Both matches involving the Millennials were really good. The opening tag match was a fun match with a good, basic formula. It was a good way to start the show and it got the crowd going. The main event was also a good, formulaic match that was worked pretty well. I thought it was the better of the two matches involving the members of the Millennials. While the character dynamics didn’t make sense at first, the booking did a solid job at tying together the loose ends. It was also a great way to build up to a possible Valens vs. Divine title match as well as re-establishing the Millennials as the promotion’s top heel faction.
The one thing that might stand out to people when they see the results is how there were two DQ finishes in the two top advertised matches. While I was kind of bummed there weren’t clean finishes, they served a necessary purpose. If MPW were running monthly, this probably wouldn’t go over well with fans who would have to wait an extended period of time to see a continuation to a story or any type of issue being resolved. At the same time, MPW can’t rely on DQ finishes to advance stories every week. It would kill people’s interest in attending the weekly live shows if they were getting matches without clean finishes.
There’s so much I could say about MPW’s potential. It’s going to take a lot of time, but they have the tools to create something special. Storylines are going to be the biggest thing the promotion needs to push, and I’d like to see them utilize their social media more to push angles and stories. I feel like if they did more with their social media, they’d be able to entice more local fans to attend their shows. There’s also another thing that kept coming to my mind that would make MPW stand out, but I’m not going to show all my cards in public.
What I will say is that there is something in MPW’s potential. I can’t really articulate what it is, but I feel like that even with limited resources, they could still accomplish a lot in SoCal. They’re not a PWG-level promotion, but they got a certain underdog charm that makes me want to see them succeed.
SoCal fans around the LA and SFV areas, check out an MPW show and support these guys. They’re doing wonderful things. I implore all of you reading this article to take a chance on these guys.

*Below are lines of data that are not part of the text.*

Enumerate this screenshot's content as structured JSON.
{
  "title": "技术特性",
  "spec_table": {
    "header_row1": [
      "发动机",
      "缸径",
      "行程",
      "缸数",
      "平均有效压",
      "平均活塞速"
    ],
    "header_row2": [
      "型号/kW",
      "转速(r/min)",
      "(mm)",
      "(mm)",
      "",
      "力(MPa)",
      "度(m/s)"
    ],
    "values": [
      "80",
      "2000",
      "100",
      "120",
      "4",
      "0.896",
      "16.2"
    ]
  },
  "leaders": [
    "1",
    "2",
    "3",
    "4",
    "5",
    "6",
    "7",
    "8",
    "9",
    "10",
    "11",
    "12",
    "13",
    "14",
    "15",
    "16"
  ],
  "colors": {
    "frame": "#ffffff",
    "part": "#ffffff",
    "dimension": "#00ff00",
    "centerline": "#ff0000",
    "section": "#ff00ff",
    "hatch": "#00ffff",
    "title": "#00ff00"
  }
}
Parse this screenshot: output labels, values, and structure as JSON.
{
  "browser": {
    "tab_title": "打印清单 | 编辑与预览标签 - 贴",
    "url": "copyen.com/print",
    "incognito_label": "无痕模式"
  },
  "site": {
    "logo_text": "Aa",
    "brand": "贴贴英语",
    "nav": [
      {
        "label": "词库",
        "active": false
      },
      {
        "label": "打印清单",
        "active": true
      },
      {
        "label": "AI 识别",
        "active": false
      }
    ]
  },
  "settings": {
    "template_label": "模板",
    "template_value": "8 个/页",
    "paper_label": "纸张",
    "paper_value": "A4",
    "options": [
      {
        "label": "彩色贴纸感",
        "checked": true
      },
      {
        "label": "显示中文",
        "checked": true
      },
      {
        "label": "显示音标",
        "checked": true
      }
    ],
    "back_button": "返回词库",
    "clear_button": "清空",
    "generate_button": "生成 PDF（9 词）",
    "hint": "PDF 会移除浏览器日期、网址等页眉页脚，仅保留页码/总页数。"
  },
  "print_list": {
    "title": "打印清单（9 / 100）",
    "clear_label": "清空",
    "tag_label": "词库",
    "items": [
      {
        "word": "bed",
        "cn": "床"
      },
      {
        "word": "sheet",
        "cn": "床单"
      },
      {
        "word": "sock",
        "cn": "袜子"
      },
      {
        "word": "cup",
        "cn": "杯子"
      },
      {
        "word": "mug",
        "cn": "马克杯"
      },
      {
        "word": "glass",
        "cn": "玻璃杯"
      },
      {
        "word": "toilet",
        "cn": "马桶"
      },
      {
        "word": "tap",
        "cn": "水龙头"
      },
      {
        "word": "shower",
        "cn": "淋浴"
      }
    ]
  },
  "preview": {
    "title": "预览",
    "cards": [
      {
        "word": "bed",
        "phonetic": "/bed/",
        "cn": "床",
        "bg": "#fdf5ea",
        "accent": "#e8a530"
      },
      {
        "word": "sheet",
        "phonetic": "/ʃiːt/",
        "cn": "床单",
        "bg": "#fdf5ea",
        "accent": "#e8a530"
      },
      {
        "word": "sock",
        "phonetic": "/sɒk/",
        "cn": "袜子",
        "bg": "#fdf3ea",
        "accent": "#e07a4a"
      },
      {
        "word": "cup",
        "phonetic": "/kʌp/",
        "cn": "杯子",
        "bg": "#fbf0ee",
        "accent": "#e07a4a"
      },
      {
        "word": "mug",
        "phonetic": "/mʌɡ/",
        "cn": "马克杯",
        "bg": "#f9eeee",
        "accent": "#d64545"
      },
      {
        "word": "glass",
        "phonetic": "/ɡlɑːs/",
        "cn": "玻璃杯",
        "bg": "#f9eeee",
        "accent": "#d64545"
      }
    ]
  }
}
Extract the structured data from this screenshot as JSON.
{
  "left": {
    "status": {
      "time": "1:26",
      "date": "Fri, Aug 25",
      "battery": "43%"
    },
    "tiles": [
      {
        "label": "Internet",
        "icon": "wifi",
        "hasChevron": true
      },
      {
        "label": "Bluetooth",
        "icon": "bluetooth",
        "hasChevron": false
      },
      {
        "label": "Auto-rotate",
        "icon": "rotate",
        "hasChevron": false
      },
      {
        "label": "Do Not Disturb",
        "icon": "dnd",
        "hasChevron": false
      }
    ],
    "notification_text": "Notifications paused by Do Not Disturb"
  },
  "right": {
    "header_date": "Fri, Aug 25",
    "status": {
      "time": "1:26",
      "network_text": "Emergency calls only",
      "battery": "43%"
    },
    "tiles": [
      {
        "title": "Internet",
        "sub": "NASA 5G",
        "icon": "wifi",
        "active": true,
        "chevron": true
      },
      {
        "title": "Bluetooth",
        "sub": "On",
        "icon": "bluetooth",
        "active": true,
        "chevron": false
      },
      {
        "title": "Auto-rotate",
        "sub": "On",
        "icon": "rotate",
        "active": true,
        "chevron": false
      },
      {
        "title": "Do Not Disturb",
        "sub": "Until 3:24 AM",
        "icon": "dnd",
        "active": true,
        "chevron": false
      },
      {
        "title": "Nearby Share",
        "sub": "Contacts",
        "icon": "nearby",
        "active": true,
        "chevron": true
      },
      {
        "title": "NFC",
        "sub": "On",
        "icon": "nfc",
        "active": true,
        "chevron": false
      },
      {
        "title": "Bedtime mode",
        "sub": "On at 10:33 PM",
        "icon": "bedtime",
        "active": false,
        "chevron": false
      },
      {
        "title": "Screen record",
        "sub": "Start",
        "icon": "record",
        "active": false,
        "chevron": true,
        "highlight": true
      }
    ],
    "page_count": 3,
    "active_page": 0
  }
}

MPW returns next Friday in Chatsworth, CA at the Millennium Wrestling Academy, located inside Boulderdash SFV.